Academic Quadrathlon Challenges Students’ Knowledge of Animal Science
Competition is a part of college and most students are used to competing, whether for a place in a research lab, graduate school, or even just to get a better test score than the person sitting next to them in lectures. This environment and competitive drive prompt some students to come together as a team in events such as Academic Quadrathlon. The Academic Quadrathlon allows students to push themselves mentally in a way that provides a challenge without the weight or stress of a classroom setting. Virginia Tech was recently the home of an animal sciences Academic Quadrathlon and the winning team will compete against the Texas A&M Aggies at the Southern Section ASAS (American Society of Animal Science) Meeting in Raleigh, NC.
The winning team, dubbed “The A Team” was comprised of four students: Charleez Simcik, Jenna Marston, Katie Kirkpatrick, and Lanie White. These four students showed an exemplary understanding of animal science and an impressive amount of dedication. The inspiration behind hosting an Academic quadrathlon at Virginia Tech was to allow students to compete and showcase their skills and knowledge.
Natalie Duncan, a faculty member in the School of Animal Sciences, organized the event and helped to explain it and its goals.
“The goal is to showcase how much the students have learned during their undergraduate curriculum. There is a regional level performed at individual universities, a sectional level, and a national level. Our goal this year was to make the event happen, get back to sectionals, and ultimately compete at the national level,” said Duncan.
However, unlike most competitions, the students competing in the Academic Quadrathlon don’t have the opportunity to practice.
“There’s no preparation; the goal is to see if you know it or don’t. They don’t get to study; they form a team and try to be as diverse as possible to cover all areas and disciplines.
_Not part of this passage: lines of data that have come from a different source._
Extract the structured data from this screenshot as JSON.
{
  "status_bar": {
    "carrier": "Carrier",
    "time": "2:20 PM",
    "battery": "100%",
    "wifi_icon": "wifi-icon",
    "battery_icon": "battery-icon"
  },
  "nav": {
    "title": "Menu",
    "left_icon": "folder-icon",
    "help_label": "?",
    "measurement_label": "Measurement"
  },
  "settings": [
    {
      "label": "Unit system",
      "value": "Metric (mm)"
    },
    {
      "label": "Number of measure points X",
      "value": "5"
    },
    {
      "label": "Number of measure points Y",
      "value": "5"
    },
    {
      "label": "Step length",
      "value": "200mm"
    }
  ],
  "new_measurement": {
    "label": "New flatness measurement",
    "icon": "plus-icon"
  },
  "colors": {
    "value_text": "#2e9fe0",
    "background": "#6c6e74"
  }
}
For the oral presentations, students were given a topic and 15 minutes to prepare a response and presentation with provided laptops. The teams then demonstrate multiple skills, including identifying different implements, reading drug labels, identifying cuts of meat, placing a standing wrap on a horse, identifying injection locations, or evaluating the body condition score of a dairy cow. The competition continues with a 100-question written exam that the team works on together and ends with a quiz bowl,” explained Duncan.
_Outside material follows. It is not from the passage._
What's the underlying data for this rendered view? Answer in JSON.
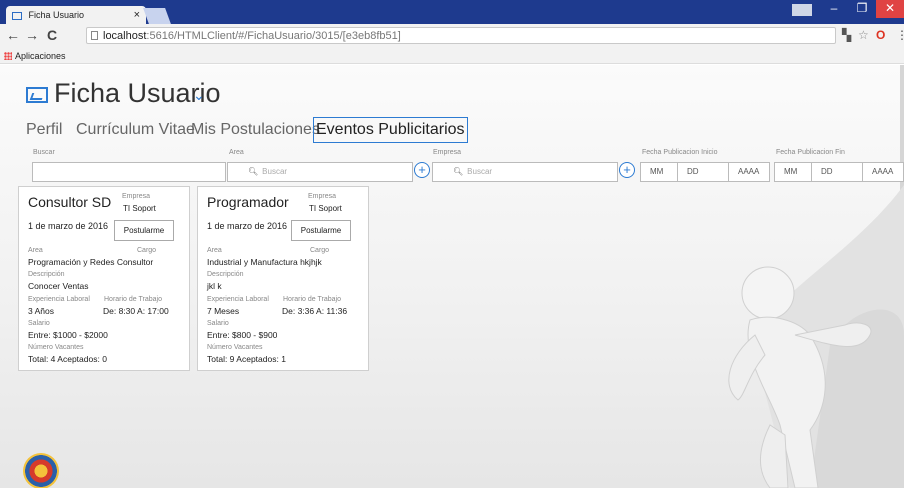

These events are difficult, but the participating students always have fun. While everyone surely has their favorite segment or moment from the competition, Katie Kirkpatrick shared her favorite moments.
“My favorite part of the AQ (Academic Quadrathlon) was applying the knowledge I have learned during my lifetime and during my time at Virginia Tech. Furthermore, I was awakened to how much information there is regarding animal science and how I can continue strengthening my skills,” said Katie.
Bailey Watson, a senior in Animal and Poultry Sciences and a member of the second-placed team, shared this opinion and mentioned how important a refresher can be while in school and the field.
“I feel the AQ is a true test of what you have learned in your classes and how well you have retained the information, or what you already know from real-world experiences. Additionally, it made me want to go back and look over some old course material! I thought the AQ was a fun event! It made me realize how much I needed to refresh my knowledge on some topics. Additionally, I really enjoyed working with my team.”
The Academic Quadrathlon is an excellent opportunity for students to collaborate with their peers and fellow animal scientists. Furthermore, it allows students to connect and not only experience what it is like to match wits with their peers from other in, but also experience what it’s like to work with them towards a common goal.
October 15-16, 2023
Stations and oral will be on Sunday, October 15th and quiz bowl and written will be on Monday, October 16th.